2. Just because someone adopts as a single parent doesn't mean he or she will always be single, just as married couples who adopt may not remain married. Never has marital status been as fluid as it is today, but the role of mom or dad is forever. So it seems foolish to base the decision to adopt solely on whether the adoptee will enter a one- or two-parent home.

3. A single adopter doesn't necessarily parent alone, while married adopters don't necessarily parent together. Research from around the world demonstrates that singles, including single parents, have social networks at least as deep and rich as those of married couples, sometimes more so. When a single individual adopts, she or he may have an army of "co-parents" ready and willing to be role models, caregivers, mentors, and activity partners as well as to step in at a moment's notice in times of crisis. These can include the adoptive grandparents, aunts, uncles, and cousins in addition to friends, coworkers, and neighbors. In married households, on the other hand, children don't automatically get a double dose of parental devotion. As a matter of fact, mothers still spend almost twice as much time with their kids as fathers do, so it might be more accurate to say that these youngsters have one and a half parents, not two! Okay, okay, it's not all about quantity, I realize. But if time spent together is indicative of parental involvement and influence, then it's hard to see how children in two-parent homes are so much better off than children with one parent and, say, special adult friends or relatives they visit once or twice a week.
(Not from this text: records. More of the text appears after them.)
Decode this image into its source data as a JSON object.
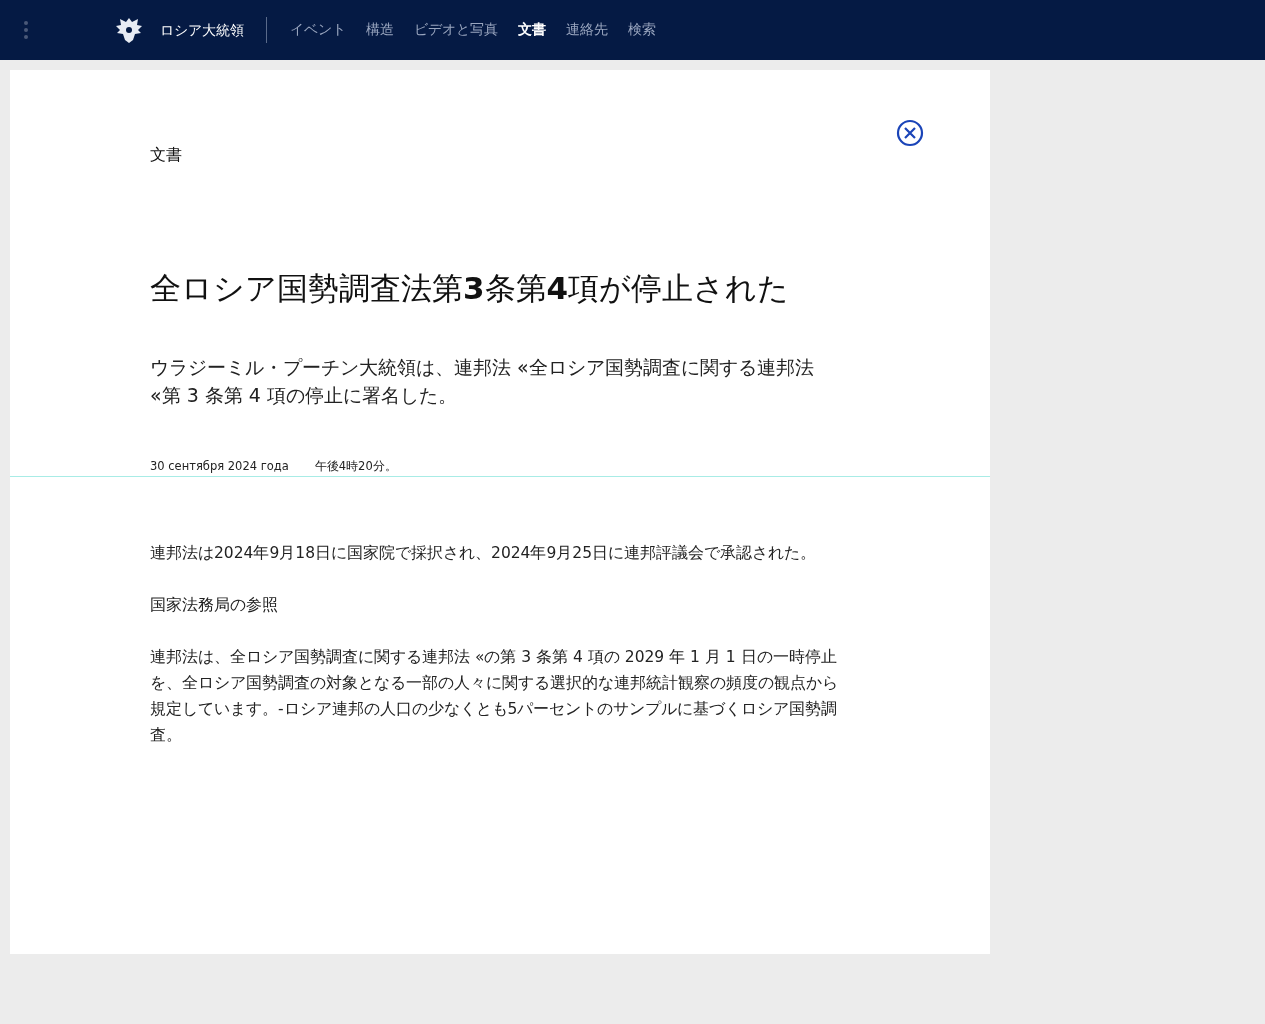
{
  "header": {
    "site_title": "ロシア大統領",
    "nav": [
      {
        "label": "イベント",
        "selected": false
      },
      {
        "label": "構造",
        "selected": false
      },
      {
        "label": "ビデオと写真",
        "selected": false
      },
      {
        "label": "文書",
        "selected": true
      },
      {
        "label": "連絡先",
        "selected": false
      },
      {
        "label": "検索",
        "selected": false
      }
    ]
  },
  "article": {
    "section": "文書",
    "title": "全ロシア国勢調査法第**3**条第**4**項が停止された",
    "lead": "ウラジーミル・プーチン大統領は、連邦法 «全ロシア国勢調査に関する連邦法 «第 3 条第 4 項の停止に署名した。",
    "date": "30 сентября 2024 года",
    "time": "午後4時20分。",
    "paragraphs": [
      "連邦法は2024年9月18日に国家院で採択され、2024年9月25日に連邦評議会で承認された。",
      "国家法務局の参照",
      "連邦法は、全ロシア国勢調査に関する連邦法 «の第 3 条第 4 項の 2029 年 1 月 1 日の一時停止を、全ロシア国勢調査の対象となる一部の人々に関する選択的な連邦統計観察の頻度の観点から規定しています。-ロシア連邦の人口の少なくとも5パーセントのサンプルに基づくロシア国勢調査。"
    ]
  }
}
4. Children can bridge the gap between singles and the surrounding community, which can benefit both adoptees and their single parents. Although the data cited above proves that singles aren't lonely or isolated in general, there will always be some people who have trouble connecting with others. Far from reinforcing social withdrawal, parenting opens doors to interaction. Whether through PTA fundraisers, Little League games, or Girl Scout meetings, single parents can meet and build relationships with each other and their families. Some single parents have even moved in together to share the responsibility of childrearing!
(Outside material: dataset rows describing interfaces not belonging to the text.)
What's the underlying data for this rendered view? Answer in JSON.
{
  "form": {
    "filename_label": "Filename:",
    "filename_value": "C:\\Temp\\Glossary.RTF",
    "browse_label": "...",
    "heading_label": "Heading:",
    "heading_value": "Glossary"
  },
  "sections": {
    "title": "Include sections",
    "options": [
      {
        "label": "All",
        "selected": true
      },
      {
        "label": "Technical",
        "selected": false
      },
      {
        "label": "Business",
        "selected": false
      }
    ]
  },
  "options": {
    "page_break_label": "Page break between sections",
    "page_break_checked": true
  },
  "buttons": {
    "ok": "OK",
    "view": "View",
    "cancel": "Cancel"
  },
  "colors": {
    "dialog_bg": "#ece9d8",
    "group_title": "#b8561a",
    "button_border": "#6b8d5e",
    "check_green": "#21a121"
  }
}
5. Children adopted by singles aren't suffering for lack of a backup parent. In fact, they're thriving on the single-minded dedication of unmarried adopters. Studies comparing adoptees in single- and two-parent homes reveal that outcomes are similar or even better for kids adopted by singles. Surprised? Here's some more evidence. These counterintuitive results may arise from the fact that singles are more likely than marrieds to establish relationships with children prior to adoption, or it may be that single adopters don't bring marital stressors to the equation. Furthermore, many adoptees have special physical or emotional needs that are better addressed by someone who can focus completely on the child rather than dividing his or her time between a spouse and other kids in the home. Whatever else you may argue, the proof is in the pudding of thousands of well-adjusted young people who are learning, playing, growing, and discovering what it is to be part of a loving family in the homes of single adoptive parents.

If you've ever thought of adopting a child as a single parent but hesitated to do so out of concern for the child's well-being, I hope I've cleared up the misconceptions about single adopters that dissuade so many big-hearted individuals from opening their arms to needy kids. In today's transitioning society, perhaps we can finally peel away the mask of the traditional family, look into the eyes of love behind it, and allow that love to shine forth in any form it wants to take--through families large or small, nuclear or extended, blood-related or adopted, married or single.

What do you think about single parents who adopt? Have you adopted a child as a single parent, or do you know someone who has? If so, can you share your/their experience? If not, would you ever consider adopting while single?

Fun Link of the Day

Do you have a question for Clever Elsie about some aspect of the single life? Write in, and you just might see your question posted in a Singletude Q&A!